With the proliferation of skincare and makeup products on the market, many people are seeking products formulated to meet their specific skin care needs. The popularity of noncomedogenic products has likely increased over time as more people have become aware of the role clogged pores play in the development of acne and other skin problems. To understand this role, it's first important to know what causes clogged pores.

According to Medical News Today, pores are small openings in the skin that allow oils (also known as sebum) to be released onto the skin's surface. Sebum is produced by the sebaceous glands — found in the skin all over the body, but most abundant on the face and scalp, per Cleveland Clinic. Sebum helps to keep the skin moisturized and healthy. However, pores can become clogged when the production of sebum is increased or when dead skin cells accumulate, which can cause various skincare problems.

There are several factors that can contribute to the development of excess sebum and clogged pores. One common factor is hormonal changes. During puberty, the body's production of hormones called androgens increases, which can stimulate the production of sebum and lead to clogged pores. Hormonal changes during pregnancy, menopause, and the menstrual cycle can also affect the skin.

Are noncomedogenic products better for your skin?

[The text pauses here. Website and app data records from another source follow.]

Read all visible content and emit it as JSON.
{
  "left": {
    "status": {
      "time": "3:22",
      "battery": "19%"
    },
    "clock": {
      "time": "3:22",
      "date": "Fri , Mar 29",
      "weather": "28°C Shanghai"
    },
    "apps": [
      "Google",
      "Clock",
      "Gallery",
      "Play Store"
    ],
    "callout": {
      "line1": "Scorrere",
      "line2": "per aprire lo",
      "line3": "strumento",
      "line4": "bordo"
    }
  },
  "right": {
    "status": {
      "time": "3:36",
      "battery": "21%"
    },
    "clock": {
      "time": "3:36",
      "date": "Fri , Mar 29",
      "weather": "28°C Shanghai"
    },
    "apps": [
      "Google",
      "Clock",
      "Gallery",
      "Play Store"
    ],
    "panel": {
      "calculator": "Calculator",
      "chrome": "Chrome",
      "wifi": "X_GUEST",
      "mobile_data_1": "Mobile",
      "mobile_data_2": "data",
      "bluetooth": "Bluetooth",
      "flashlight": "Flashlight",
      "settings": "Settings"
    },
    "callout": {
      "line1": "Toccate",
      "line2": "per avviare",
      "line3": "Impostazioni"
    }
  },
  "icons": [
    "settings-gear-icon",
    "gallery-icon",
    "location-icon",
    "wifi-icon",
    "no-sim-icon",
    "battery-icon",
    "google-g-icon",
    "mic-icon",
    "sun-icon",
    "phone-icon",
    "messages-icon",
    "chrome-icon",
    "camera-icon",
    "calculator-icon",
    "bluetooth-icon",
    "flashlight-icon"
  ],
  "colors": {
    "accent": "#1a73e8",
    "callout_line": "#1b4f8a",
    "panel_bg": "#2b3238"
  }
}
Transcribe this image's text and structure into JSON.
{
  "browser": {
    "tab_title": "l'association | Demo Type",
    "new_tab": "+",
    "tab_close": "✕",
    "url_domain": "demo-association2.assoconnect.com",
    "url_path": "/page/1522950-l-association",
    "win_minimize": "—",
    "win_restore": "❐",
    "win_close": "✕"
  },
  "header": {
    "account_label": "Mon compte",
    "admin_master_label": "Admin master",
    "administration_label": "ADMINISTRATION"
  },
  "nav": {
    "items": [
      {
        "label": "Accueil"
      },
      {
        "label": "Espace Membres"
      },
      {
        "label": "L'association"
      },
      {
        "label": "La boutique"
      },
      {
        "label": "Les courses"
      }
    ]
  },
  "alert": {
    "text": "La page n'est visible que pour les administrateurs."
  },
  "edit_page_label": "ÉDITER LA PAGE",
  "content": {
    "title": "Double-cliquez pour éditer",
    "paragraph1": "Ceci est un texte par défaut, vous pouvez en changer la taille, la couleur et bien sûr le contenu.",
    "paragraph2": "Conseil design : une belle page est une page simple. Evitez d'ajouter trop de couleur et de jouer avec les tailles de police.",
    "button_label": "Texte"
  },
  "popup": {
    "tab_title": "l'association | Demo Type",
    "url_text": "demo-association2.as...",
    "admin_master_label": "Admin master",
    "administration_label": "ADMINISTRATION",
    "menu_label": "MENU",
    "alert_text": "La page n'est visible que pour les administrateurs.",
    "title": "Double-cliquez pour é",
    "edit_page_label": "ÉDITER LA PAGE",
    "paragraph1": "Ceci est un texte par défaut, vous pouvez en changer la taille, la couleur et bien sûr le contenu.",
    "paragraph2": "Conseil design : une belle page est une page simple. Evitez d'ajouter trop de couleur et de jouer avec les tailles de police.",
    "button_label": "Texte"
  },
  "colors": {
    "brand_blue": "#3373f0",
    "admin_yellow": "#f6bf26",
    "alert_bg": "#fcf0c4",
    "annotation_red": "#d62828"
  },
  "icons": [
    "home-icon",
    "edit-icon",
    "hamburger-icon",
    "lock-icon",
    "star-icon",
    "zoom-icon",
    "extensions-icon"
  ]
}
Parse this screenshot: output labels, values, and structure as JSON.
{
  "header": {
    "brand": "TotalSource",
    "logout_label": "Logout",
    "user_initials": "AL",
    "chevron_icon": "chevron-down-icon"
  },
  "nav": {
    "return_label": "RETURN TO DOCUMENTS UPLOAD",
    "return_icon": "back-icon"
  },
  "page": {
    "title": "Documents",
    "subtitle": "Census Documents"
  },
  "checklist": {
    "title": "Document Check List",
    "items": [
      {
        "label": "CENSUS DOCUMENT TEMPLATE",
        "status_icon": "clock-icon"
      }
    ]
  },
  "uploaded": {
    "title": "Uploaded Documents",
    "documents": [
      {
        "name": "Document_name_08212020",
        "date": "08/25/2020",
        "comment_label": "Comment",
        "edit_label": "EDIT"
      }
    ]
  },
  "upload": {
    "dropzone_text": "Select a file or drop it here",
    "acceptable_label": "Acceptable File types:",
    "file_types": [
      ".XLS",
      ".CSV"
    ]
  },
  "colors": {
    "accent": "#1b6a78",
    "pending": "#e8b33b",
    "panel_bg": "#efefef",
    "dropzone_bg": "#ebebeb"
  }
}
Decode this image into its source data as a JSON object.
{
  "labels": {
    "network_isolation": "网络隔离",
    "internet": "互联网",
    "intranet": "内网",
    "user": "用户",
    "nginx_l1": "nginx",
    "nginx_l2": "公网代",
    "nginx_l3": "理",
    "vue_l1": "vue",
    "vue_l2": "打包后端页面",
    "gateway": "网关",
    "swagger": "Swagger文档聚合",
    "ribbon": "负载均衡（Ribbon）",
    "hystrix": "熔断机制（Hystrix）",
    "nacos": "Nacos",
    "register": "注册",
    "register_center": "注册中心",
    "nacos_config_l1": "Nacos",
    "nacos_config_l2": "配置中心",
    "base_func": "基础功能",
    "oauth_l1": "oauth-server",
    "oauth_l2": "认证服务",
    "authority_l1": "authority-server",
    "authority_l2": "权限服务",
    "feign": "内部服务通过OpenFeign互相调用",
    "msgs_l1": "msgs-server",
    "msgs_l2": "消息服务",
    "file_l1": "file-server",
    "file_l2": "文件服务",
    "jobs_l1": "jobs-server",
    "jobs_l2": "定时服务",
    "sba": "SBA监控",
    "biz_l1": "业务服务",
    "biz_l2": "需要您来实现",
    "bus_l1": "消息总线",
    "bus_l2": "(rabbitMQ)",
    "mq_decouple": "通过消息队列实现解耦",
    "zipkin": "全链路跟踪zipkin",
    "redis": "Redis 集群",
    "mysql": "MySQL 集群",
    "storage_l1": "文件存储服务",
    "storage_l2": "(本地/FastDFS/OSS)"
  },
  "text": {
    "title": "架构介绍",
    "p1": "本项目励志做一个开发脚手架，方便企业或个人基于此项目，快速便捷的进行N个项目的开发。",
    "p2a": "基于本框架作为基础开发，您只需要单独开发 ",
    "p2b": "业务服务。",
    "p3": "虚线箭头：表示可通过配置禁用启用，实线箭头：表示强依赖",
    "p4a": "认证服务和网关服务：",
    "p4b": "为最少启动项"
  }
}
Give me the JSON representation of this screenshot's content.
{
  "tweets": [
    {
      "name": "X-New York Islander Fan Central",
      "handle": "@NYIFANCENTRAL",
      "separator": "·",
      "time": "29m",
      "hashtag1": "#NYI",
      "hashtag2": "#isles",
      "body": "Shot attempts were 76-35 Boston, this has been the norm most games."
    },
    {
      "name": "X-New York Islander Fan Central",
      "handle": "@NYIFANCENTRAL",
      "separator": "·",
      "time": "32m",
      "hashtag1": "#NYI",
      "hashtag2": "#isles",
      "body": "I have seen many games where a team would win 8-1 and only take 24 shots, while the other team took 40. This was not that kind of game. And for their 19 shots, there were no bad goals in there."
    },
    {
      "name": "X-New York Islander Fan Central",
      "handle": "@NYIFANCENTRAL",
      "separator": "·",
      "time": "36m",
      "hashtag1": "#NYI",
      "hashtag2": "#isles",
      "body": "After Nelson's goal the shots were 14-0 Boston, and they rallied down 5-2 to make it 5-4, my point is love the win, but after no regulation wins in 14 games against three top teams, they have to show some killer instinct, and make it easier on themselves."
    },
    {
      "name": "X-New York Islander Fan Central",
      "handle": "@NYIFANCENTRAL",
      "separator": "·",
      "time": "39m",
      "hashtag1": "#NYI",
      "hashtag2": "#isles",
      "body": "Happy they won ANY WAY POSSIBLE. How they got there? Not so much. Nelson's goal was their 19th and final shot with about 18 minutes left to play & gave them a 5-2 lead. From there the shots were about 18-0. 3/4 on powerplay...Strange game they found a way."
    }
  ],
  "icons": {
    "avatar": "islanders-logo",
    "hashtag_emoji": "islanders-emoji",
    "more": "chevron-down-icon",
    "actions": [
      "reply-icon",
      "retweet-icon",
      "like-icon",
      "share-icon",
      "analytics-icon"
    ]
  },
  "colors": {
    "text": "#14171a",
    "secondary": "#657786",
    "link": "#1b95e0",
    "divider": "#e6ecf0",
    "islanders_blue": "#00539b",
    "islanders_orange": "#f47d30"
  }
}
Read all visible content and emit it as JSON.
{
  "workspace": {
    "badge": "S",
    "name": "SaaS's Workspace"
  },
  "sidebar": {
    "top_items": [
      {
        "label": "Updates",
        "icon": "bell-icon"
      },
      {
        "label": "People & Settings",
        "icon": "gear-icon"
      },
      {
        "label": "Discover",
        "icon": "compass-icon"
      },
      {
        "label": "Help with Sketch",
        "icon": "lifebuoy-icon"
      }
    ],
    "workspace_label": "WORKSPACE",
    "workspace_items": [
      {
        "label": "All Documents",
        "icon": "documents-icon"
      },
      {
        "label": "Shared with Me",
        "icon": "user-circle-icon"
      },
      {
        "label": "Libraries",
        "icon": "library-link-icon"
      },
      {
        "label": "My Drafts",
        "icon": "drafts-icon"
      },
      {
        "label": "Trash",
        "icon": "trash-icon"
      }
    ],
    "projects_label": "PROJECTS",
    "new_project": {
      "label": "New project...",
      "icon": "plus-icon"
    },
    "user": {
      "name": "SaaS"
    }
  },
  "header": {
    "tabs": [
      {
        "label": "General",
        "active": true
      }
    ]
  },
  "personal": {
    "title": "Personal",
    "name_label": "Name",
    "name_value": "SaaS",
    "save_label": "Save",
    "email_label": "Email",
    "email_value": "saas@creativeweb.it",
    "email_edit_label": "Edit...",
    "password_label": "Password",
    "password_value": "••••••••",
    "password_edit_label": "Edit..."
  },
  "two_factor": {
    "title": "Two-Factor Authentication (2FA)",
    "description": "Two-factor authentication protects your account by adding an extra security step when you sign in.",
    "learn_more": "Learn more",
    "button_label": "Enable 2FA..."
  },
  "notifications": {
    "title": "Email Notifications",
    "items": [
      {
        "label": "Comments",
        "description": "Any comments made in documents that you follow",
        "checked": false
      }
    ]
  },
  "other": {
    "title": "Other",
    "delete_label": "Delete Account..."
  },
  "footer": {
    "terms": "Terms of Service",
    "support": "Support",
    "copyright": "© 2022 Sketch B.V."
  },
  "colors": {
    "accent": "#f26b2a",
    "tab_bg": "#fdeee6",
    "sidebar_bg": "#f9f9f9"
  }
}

According to the Cleveland Clinic, clogged pores can lead to the development of blackheads, and whiteheads, which are small, raised bumps that often result from the buildup of sebum and dead skin cells. Clogged pores can also cause acne, which is a more serious skin condition that occurs when pores become infected with bacteria. Noncomedogenic products are specifically designed to not clog pores and are often recommended for people with acne-prone skin, or others who may be prone to developing blackheads and whiteheads, per Medical News Today.

Some skincare and makeup products, especially those that contain heavy oils, are comedogenic — meaning they are likely to clog pores and can contribute to the development of clogged pores. If you have acne-prone skin or are prone to developing blackheads and whiteheads, it may be helpful to consult with a dermatologist for personalized skin care advice.

Important noncomedogenic and comedogenic ingredients

There is no official list of noncomedogenic or comedogenic ingredients, but common noncomedogenic ingredients include glycerin, dimethicone, cetearyl alcohol, vitamin E, witch hazel, rose water, aloe vera, and carmine (via Medical News Today). On the other hand, most of the ingredients to avoid came from a 1984 study published in the Journal of the American Academy of Dermatology. Common comedogenic ingredients include isopropyl myristate, isopropyl palmitate, butyl stearate, and ethoxylated lanolin.

It is important to note that noncomedogenic does not necessarily mean that a product is good for your skin. Some noncomedogenic ingredients may still be irritating or drying to the skin. For that reason, it's important to choose products that are formulated for your skin type and to be mindful of any ingredients that you may be sensitive to. In general, it is always a good idea to test a new product on a small patch of skin before applying it to your face. This can help you to identify any potential sensitivity or irritation before using the product more widely. If you have any concerns about your skin or the products that you are using, it is always a good idea to consult with a dermatologist or other skin care professional.